**Extracted data**.
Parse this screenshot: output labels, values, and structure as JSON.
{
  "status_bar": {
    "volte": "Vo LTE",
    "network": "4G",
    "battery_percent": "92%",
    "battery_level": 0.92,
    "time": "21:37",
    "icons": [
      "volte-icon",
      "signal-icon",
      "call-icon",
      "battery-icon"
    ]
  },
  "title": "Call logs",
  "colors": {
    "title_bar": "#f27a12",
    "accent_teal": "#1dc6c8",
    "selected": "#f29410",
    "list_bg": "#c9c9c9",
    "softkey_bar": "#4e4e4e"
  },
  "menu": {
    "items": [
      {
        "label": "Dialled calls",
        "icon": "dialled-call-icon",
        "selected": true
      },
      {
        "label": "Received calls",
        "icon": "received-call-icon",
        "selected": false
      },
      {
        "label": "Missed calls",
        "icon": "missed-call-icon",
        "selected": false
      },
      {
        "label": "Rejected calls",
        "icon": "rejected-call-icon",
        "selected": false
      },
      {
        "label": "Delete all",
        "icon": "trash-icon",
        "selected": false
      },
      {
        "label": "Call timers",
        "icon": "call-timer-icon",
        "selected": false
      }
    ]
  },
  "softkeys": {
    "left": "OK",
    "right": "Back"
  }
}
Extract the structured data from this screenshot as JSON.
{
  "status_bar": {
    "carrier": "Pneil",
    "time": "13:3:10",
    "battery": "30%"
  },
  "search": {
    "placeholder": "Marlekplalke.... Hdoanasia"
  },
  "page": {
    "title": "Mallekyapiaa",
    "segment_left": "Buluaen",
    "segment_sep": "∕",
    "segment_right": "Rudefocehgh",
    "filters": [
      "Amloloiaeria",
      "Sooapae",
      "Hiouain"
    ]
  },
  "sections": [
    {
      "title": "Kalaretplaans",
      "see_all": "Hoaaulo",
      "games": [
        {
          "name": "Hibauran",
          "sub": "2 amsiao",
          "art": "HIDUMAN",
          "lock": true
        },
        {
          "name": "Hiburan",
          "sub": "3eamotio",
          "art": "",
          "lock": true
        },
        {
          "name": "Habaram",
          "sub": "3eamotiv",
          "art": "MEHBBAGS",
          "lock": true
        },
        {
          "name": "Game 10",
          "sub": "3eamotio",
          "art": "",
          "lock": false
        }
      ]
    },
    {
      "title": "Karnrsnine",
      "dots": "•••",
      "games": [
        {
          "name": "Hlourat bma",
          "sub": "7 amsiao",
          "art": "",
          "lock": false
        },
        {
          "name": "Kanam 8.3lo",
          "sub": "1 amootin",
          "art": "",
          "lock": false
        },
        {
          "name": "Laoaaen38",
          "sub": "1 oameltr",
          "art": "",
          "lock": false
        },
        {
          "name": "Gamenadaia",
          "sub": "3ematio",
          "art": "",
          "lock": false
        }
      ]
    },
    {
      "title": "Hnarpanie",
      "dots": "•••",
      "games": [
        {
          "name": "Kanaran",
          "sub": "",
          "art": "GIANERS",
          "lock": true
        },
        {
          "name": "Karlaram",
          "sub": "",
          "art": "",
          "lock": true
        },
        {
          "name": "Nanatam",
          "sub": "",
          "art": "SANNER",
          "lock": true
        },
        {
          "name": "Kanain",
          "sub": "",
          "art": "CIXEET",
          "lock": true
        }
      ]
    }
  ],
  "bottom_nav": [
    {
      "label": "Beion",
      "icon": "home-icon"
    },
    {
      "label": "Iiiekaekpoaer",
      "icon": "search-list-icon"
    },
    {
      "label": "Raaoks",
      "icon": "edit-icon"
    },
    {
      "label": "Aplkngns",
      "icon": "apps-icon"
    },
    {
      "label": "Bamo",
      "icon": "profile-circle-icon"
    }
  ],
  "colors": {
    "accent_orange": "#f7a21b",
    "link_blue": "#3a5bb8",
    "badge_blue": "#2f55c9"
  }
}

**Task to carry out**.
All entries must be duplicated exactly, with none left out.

**Result**.
Parse this screenshot: output labels, values, and structure as JSON.
{
  "status_bar": {
    "volte": "Vo LTE",
    "network": "4G",
    "battery_percent": "92%",
    "battery_level": 0.92,
    "time": "21:37",
    "icons": [
      "volte-icon",
      "signal-icon",
      "call-icon",
      "battery-icon"
    ]
  },
  "title": "Call logs",
  "colors": {
    "title_bar": "#f27a12",
    "accent_teal": "#1dc6c8",
    "selected": "#f29410",
    "list_bg": "#c9c9c9",
    "softkey_bar": "#4e4e4e"
  },
  "menu": {
    "items": [
      {
        "label": "Dialled calls",
        "icon": "dialled-call-icon",
        "selected": true
      },
      {
        "label": "Received calls",
        "icon": "received-call-icon",
        "selected": false
      },
      {
        "label": "Missed calls",
        "icon": "missed-call-icon",
        "selected": false
      },
      {
        "label": "Rejected calls",
        "icon": "rejected-call-icon",
        "selected": false
      },
      {
        "label": "Delete all",
        "icon": "trash-icon",
        "selected": false
      },
      {
        "label": "Call timers",
        "icon": "call-timer-icon",
        "selected": false
      }
    ]
  },
  "softkeys": {
    "left": "OK",
    "right": "Back"
  }
}
Extract the structured data from this screenshot as JSON.
{
  "status_bar": {
    "carrier": "Pneil",
    "time": "13:3:10",
    "battery": "30%"
  },
  "search": {
    "placeholder": "Marlekplalke.... Hdoanasia"
  },
  "page": {
    "title": "Mallekyapiaa",
    "segment_left": "Buluaen",
    "segment_sep": "∕",
    "segment_right": "Rudefocehgh",
    "filters": [
      "Amloloiaeria",
      "Sooapae",
      "Hiouain"
    ]
  },
  "sections": [
    {
      "title": "Kalaretplaans",
      "see_all": "Hoaaulo",
      "games": [
        {
          "name": "Hibauran",
          "sub": "2 amsiao",
          "art": "HIDUMAN",
          "lock": true
        },
        {
          "name": "Hiburan",
          "sub": "3eamotio",
          "art": "",
          "lock": true
        },
        {
          "name": "Habaram",
          "sub": "3eamotiv",
          "art": "MEHBBAGS",
          "lock": true
        },
        {
          "name": "Game 10",
          "sub": "3eamotio",
          "art": "",
          "lock": false
        }
      ]
    },
    {
      "title": "Karnrsnine",
      "dots": "•••",
      "games": [
        {
          "name": "Hlourat bma",
          "sub": "7 amsiao",
          "art": "",
          "lock": false
        },
        {
          "name": "Kanam 8.3lo",
          "sub": "1 amootin",
          "art": "",
          "lock": false
        },
        {
          "name": "Laoaaen38",
          "sub": "1 oameltr",
          "art": "",
          "lock": false
        },
        {
          "name": "Gamenadaia",
          "sub": "3ematio",
          "art": "",
          "lock": false
        }
      ]
    },
    {
      "title": "Hnarpanie",
      "dots": "•••",
      "games": [
        {
          "name": "Kanaran",
          "sub": "",
          "art": "GIANERS",
          "lock": true
        },
        {
          "name": "Karlaram",
          "sub": "",
          "art": "",
          "lock": true
        },
        {
          "name": "Nanatam",
          "sub": "",
          "art": "SANNER",
          "lock": true
        },
        {
          "name": "Kanain",
          "sub": "",
          "art": "CIXEET",
          "lock": true
        }
      ]
    }
  ],
  "bottom_nav": [
    {
      "label": "Beion",
      "icon": "home-icon"
    },
    {
      "label": "Iiiekaekpoaer",
      "icon": "search-list-icon"
    },
    {
      "label": "Raaoks",
      "icon": "edit-icon"
    },
    {
      "label": "Aplkngns",
      "icon": "apps-icon"
    },
    {
      "label": "Bamo",
      "icon": "profile-circle-icon"
    }
  ],
  "colors": {
    "accent_orange": "#f7a21b",
    "link_blue": "#3a5bb8",
    "badge_blue": "#2f55c9"
  }
}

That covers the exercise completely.